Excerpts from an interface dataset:
▼▼▼

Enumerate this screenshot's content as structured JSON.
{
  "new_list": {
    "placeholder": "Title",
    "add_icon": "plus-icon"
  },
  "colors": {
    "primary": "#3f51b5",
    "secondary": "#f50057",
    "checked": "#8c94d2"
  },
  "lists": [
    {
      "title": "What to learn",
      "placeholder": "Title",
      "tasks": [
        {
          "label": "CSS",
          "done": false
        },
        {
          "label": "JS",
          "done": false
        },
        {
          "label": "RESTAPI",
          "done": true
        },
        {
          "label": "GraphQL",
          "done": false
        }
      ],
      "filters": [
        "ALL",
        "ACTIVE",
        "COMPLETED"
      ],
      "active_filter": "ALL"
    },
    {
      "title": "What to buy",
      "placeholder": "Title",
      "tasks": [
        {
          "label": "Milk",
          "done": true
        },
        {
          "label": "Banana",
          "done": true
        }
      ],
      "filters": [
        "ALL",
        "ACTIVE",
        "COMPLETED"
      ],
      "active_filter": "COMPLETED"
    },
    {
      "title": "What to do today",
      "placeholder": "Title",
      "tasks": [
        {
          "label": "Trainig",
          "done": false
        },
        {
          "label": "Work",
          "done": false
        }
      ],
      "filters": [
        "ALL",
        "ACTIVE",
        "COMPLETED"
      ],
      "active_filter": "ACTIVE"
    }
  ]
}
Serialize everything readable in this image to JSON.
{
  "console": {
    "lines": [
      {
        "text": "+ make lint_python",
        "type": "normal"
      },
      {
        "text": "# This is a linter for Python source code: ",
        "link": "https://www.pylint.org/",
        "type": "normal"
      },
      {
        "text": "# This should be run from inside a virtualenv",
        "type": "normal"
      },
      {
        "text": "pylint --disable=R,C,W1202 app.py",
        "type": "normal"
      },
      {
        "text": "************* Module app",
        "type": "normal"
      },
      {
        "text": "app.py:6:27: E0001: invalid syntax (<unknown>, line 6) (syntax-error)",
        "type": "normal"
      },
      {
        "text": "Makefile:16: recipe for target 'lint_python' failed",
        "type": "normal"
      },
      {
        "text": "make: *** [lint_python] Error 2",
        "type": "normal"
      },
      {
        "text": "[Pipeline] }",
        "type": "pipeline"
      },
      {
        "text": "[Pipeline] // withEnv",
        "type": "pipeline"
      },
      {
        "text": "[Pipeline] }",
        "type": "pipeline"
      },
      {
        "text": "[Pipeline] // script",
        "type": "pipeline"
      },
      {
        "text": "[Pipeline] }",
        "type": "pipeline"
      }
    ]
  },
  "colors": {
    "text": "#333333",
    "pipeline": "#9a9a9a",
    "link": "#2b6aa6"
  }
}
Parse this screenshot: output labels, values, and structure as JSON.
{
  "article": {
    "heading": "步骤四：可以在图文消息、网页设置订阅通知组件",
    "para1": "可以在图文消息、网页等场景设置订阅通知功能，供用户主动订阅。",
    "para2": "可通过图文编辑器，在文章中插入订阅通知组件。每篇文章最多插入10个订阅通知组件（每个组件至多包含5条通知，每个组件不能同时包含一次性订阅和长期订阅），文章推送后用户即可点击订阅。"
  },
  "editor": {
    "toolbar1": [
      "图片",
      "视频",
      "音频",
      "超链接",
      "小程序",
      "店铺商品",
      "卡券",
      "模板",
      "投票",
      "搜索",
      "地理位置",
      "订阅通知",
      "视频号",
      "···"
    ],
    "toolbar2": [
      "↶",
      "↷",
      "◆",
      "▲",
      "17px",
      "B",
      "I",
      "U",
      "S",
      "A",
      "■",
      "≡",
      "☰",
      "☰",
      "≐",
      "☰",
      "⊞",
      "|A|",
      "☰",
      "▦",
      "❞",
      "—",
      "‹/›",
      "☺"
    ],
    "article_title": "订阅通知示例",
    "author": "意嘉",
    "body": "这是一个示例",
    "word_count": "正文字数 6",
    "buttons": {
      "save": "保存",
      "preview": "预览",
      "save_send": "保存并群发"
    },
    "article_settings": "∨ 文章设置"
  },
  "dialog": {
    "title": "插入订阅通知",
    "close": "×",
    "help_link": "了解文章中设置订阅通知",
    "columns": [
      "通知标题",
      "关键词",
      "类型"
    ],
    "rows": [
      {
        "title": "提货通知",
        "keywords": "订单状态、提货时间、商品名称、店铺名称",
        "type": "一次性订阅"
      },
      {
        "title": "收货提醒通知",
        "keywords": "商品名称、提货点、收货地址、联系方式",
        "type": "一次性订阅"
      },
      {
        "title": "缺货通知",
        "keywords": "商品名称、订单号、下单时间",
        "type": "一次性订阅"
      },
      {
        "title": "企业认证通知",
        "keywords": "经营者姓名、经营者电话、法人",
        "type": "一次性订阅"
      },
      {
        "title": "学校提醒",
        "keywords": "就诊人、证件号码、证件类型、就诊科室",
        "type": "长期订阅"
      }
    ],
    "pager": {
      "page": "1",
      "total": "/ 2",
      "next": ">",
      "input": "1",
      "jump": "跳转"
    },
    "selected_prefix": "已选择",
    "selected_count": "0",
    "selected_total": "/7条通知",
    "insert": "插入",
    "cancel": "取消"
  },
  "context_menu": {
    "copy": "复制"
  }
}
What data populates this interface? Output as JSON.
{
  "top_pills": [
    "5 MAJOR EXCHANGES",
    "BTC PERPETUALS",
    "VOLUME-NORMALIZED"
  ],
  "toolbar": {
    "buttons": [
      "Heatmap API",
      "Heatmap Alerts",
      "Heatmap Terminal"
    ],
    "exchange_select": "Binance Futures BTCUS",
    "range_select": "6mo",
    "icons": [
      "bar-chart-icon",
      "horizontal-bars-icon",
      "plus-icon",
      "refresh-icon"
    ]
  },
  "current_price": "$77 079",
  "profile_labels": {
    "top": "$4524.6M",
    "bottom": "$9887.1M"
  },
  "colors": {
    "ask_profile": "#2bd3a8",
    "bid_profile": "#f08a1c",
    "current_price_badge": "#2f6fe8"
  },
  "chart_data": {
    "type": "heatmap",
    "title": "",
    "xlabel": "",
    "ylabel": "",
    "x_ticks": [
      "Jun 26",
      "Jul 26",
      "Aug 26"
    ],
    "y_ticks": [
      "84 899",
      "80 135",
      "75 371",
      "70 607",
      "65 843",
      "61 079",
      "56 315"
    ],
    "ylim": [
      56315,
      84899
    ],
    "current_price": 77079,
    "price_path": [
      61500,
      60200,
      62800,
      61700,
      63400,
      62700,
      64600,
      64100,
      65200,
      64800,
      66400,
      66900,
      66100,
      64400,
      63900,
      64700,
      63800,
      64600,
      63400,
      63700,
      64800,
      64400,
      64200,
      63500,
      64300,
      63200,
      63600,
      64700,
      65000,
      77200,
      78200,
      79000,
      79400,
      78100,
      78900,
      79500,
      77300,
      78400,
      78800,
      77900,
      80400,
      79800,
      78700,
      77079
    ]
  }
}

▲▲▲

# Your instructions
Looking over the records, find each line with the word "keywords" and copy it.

# Result of this exercise
        "keywords": "订单状态、提货时间、商品名称、店铺名称",
        "keywords": "商品名称、提货点、收货地址、联系方式",
        "keywords": "商品名称、订单号、下单时间",
        "keywords": "经营者姓名、经营者电话、法人",
        "keywords": "就诊人、证件号码、证件类型、就诊科室",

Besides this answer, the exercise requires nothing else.